In Kanban, the development process has to be a team effort. Being aware of the team’s goals is a must in this methodology, but it can’t be achieved if members of the team don’t understand and work by this principle. It is also “imperative to proactively engage the team as an antidote to the inherent loneliness of remote work — which unaddressed, can cause a drop in motivation and overall productivity.”
Empathy is one of the keys to leaving the world a better place in our work (together with education and innovation). It is easier for people to be empathic and think about someone else’s needs when they know personal details about them. It does not have to be intimate knowledge, but it has to come from a place of comfort and trust.
So, I created a list of tools that would make it easier for all of us to open up, share our experiences, and to build the connections we might lack in order to function as a team. While some of the tools were already used in our daily work, others were new and exciting.
The aim was to build trust between team members and make sure everybody had a shared set of values in our work. After all, the courage of speaking up your mind without fearing the consequence should be part of every high-performing team’s process - and helps to build trust and open constructive criticism.

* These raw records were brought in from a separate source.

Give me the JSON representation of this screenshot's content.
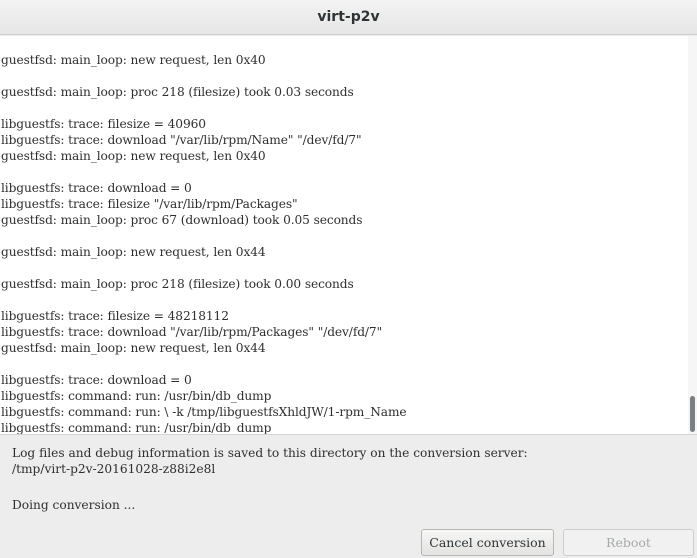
{
  "window": {
    "title": "virt-p2v"
  },
  "log": {
    "lines": [
      "guestfsd: main_loop: new request, len 0x40",
      "",
      "guestfsd: main_loop: proc 218 (filesize) took 0.03 seconds",
      "",
      "libguestfs: trace: filesize = 40960",
      "libguestfs: trace: download \"/var/lib/rpm/Name\" \"/dev/fd/7\"",
      "guestfsd: main_loop: new request, len 0x40",
      "",
      "libguestfs: trace: download = 0",
      "libguestfs: trace: filesize \"/var/lib/rpm/Packages\"",
      "guestfsd: main_loop: proc 67 (download) took 0.05 seconds",
      "",
      "guestfsd: main_loop: new request, len 0x44",
      "",
      "guestfsd: main_loop: proc 218 (filesize) took 0.00 seconds",
      "",
      "libguestfs: trace: filesize = 48218112",
      "libguestfs: trace: download \"/var/lib/rpm/Packages\" \"/dev/fd/7\"",
      "guestfsd: main_loop: new request, len 0x44",
      "",
      "libguestfs: trace: download = 0",
      "libguestfs: command: run: /usr/bin/db_dump",
      "libguestfs: command: run: \\ -k /tmp/libguestfsXhldJW/1-rpm_Name",
      "libguestfs: command: run: /usr/bin/db_dump"
    ]
  },
  "info": {
    "message": "Log files and debug information is saved to this directory on the conversion server:",
    "path": "/tmp/virt-p2v-20161028-z88i2e8l"
  },
  "status": {
    "text": "Doing conversion ..."
  },
  "buttons": {
    "cancel_label": "Cancel conversion",
    "reboot_label": "Reboot"
  }
}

Atlassian found the safer we feel taking risks and being vulnerable in the presence of our teammates, the more we will: admit mistakes right away, ask the “stupid” (but necessary) questions, challenge assumptions, share information, and propose ideas that are so crazy they just might work — all of which are key ingredients for creating a high-performing team.

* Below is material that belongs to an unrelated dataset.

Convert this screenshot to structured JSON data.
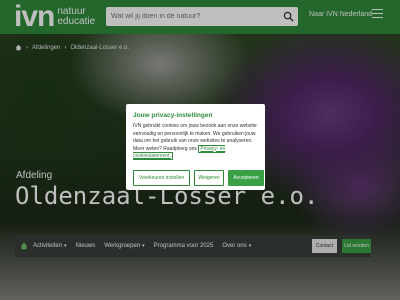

One of the changes we made was to add a twist to our weekly demo sessions. Every Friday afternoon we all come together to learn what others have been up to throughout the week, and to share what we struggled with during the week as well.
So, for the past year, we've been using the last 15 -20 minutes in the Friday demo sessions to play a different game each week. Games such as: Charades, Taboo, GeoGuessr, Skibbl or GarticPhone help create connections and playful rivalry. They also guarantee we finish the work week with a smile (unless you lose the game of course).
As the saying goes “you can learn more about a person in one hour of play than in a year of conversation”. The bottom line is we end the week socializing and getting to know each other outside of work tasks, in a fun, relaxed, entertaining environment that might even include a cold beverage from time to time!
How does your team cope with the challenges of remote work?